Copy the listing below in full, exactly.

PROVIDED DATA:
────────────────────
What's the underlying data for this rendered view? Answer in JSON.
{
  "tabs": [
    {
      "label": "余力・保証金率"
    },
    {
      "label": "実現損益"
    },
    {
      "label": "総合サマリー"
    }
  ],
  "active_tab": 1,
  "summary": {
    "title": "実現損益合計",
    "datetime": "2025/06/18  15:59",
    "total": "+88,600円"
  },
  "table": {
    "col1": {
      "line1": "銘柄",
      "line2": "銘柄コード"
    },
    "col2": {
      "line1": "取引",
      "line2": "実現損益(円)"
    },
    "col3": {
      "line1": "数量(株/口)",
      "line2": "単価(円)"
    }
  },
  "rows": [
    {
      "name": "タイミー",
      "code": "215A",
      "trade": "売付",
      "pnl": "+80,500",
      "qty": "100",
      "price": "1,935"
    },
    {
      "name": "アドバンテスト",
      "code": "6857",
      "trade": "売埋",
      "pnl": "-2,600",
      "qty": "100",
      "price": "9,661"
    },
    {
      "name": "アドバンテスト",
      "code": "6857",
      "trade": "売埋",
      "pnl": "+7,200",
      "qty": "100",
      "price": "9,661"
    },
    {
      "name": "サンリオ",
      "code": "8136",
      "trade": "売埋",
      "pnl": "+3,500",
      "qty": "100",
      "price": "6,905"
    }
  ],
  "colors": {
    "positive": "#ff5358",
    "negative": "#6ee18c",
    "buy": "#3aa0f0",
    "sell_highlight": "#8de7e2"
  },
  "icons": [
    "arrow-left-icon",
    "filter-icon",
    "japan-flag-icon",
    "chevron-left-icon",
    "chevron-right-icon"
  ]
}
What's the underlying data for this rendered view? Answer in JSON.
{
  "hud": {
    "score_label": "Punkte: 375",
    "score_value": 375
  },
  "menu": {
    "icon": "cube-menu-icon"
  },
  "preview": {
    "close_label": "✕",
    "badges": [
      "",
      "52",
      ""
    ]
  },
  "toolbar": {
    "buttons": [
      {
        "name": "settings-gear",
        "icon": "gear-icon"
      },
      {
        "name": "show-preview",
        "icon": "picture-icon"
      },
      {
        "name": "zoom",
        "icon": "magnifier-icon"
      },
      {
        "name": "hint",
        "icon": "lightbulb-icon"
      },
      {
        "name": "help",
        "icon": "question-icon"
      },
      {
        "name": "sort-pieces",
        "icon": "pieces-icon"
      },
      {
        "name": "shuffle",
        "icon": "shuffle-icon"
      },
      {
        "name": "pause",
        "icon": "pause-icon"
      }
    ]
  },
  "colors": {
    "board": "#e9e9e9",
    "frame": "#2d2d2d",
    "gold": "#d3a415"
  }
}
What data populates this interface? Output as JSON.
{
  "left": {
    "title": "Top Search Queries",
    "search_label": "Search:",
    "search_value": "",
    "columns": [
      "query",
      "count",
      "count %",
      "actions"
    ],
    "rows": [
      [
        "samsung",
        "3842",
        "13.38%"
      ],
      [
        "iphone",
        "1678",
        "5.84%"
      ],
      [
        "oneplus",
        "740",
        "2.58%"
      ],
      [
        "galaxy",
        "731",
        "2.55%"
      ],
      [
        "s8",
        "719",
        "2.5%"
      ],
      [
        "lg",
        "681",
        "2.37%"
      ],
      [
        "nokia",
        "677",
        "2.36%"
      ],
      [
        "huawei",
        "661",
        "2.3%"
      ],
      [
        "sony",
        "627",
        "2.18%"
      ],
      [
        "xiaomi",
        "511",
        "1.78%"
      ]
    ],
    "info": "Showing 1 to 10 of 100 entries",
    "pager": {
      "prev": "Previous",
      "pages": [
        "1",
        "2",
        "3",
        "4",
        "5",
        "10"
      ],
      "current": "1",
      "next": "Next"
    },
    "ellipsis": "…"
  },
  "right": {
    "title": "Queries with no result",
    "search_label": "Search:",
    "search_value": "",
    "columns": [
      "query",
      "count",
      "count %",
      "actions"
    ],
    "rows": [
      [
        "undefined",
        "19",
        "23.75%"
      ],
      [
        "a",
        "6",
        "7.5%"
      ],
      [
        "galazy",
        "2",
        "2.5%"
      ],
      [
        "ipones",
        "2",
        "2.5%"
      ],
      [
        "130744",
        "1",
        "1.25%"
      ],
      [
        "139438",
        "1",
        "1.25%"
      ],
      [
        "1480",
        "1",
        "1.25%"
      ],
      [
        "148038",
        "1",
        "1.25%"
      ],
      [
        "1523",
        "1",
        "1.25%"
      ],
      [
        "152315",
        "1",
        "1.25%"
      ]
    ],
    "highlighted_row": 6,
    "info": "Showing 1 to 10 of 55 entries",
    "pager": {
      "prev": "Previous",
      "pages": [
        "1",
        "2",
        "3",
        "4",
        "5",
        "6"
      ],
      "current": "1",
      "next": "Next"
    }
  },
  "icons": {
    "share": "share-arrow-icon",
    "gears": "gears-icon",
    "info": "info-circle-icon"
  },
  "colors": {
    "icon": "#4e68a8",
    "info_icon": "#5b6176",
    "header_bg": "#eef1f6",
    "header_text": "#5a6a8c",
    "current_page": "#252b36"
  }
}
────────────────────
EXERCISE RESULT:
What's the underlying data for this rendered view? Answer in JSON.
{
  "tabs": [
    {
      "label": "余力・保証金率"
    },
    {
      "label": "実現損益"
    },
    {
      "label": "総合サマリー"
    }
  ],
  "active_tab": 1,
  "summary": {
    "title": "実現損益合計",
    "datetime": "2025/06/18  15:59",
    "total": "+88,600円"
  },
  "table": {
    "col1": {
      "line1": "銘柄",
      "line2": "銘柄コード"
    },
    "col2": {
      "line1": "取引",
      "line2": "実現損益(円)"
    },
    "col3": {
      "line1": "数量(株/口)",
      "line2": "単価(円)"
    }
  },
  "rows": [
    {
      "name": "タイミー",
      "code": "215A",
      "trade": "売付",
      "pnl": "+80,500",
      "qty": "100",
      "price": "1,935"
    },
    {
      "name": "アドバンテスト",
      "code": "6857",
      "trade": "売埋",
      "pnl": "-2,600",
      "qty": "100",
      "price": "9,661"
    },
    {
      "name": "アドバンテスト",
      "code": "6857",
      "trade": "売埋",
      "pnl": "+7,200",
      "qty": "100",
      "price": "9,661"
    },
    {
      "name": "サンリオ",
      "code": "8136",
      "trade": "売埋",
      "pnl": "+3,500",
      "qty": "100",
      "price": "6,905"
    }
  ],
  "colors": {
    "positive": "#ff5358",
    "negative": "#6ee18c",
    "buy": "#3aa0f0",
    "sell_highlight": "#8de7e2"
  },
  "icons": [
    "arrow-left-icon",
    "filter-icon",
    "japan-flag-icon",
    "chevron-left-icon",
    "chevron-right-icon"
  ]
}
What's the underlying data for this rendered view? Answer in JSON.
{
  "hud": {
    "score_label": "Punkte: 375",
    "score_value": 375
  },
  "menu": {
    "icon": "cube-menu-icon"
  },
  "preview": {
    "close_label": "✕",
    "badges": [
      "",
      "52",
      ""
    ]
  },
  "toolbar": {
    "buttons": [
      {
        "name": "settings-gear",
        "icon": "gear-icon"
      },
      {
        "name": "show-preview",
        "icon": "picture-icon"
      },
      {
        "name": "zoom",
        "icon": "magnifier-icon"
      },
      {
        "name": "hint",
        "icon": "lightbulb-icon"
      },
      {
        "name": "help",
        "icon": "question-icon"
      },
      {
        "name": "sort-pieces",
        "icon": "pieces-icon"
      },
      {
        "name": "shuffle",
        "icon": "shuffle-icon"
      },
      {
        "name": "pause",
        "icon": "pause-icon"
      }
    ]
  },
  "colors": {
    "board": "#e9e9e9",
    "frame": "#2d2d2d",
    "gold": "#d3a415"
  }
}
What data populates this interface? Output as JSON.
{
  "left": {
    "title": "Top Search Queries",
    "search_label": "Search:",
    "search_value": "",
    "columns": [
      "query",
      "count",
      "count %",
      "actions"
    ],
    "rows": [
      [
        "samsung",
        "3842",
        "13.38%"
      ],
      [
        "iphone",
        "1678",
        "5.84%"
      ],
      [
        "oneplus",
        "740",
        "2.58%"
      ],
      [
        "galaxy",
        "731",
        "2.55%"
      ],
      [
        "s8",
        "719",
        "2.5%"
      ],
      [
        "lg",
        "681",
        "2.37%"
      ],
      [
        "nokia",
        "677",
        "2.36%"
      ],
      [
        "huawei",
        "661",
        "2.3%"
      ],
      [
        "sony",
        "627",
        "2.18%"
      ],
      [
        "xiaomi",
        "511",
        "1.78%"
      ]
    ],
    "info": "Showing 1 to 10 of 100 entries",
    "pager": {
      "prev": "Previous",
      "pages": [
        "1",
        "2",
        "3",
        "4",
        "5",
        "10"
      ],
      "current": "1",
      "next": "Next"
    },
    "ellipsis": "…"
  },
  "right": {
    "title": "Queries with no result",
    "search_label": "Search:",
    "search_value": "",
    "columns": [
      "query",
      "count",
      "count %",
      "actions"
    ],
    "rows": [
      [
        "undefined",
        "19",
        "23.75%"
      ],
      [
        "a",
        "6",
        "7.5%"
      ],
      [
        "galazy",
        "2",
        "2.5%"
      ],
      [
        "ipones",
        "2",
        "2.5%"
      ],
      [
        "130744",
        "1",
        "1.25%"
      ],
      [
        "139438",
        "1",
        "1.25%"
      ],
      [
        "1480",
        "1",
        "1.25%"
      ],
      [
        "148038",
        "1",
        "1.25%"
      ],
      [
        "1523",
        "1",
        "1.25%"
      ],
      [
        "152315",
        "1",
        "1.25%"
      ]
    ],
    "highlighted_row": 6,
    "info": "Showing 1 to 10 of 55 entries",
    "pager": {
      "prev": "Previous",
      "pages": [
        "1",
        "2",
        "3",
        "4",
        "5",
        "6"
      ],
      "current": "1",
      "next": "Next"
    }
  },
  "icons": {
    "share": "share-arrow-icon",
    "gears": "gears-icon",
    "info": "info-circle-icon"
  },
  "colors": {
    "icon": "#4e68a8",
    "info_icon": "#5b6176",
    "header_bg": "#eef1f6",
    "header_text": "#5a6a8c",
    "current_page": "#252b36"
  }
}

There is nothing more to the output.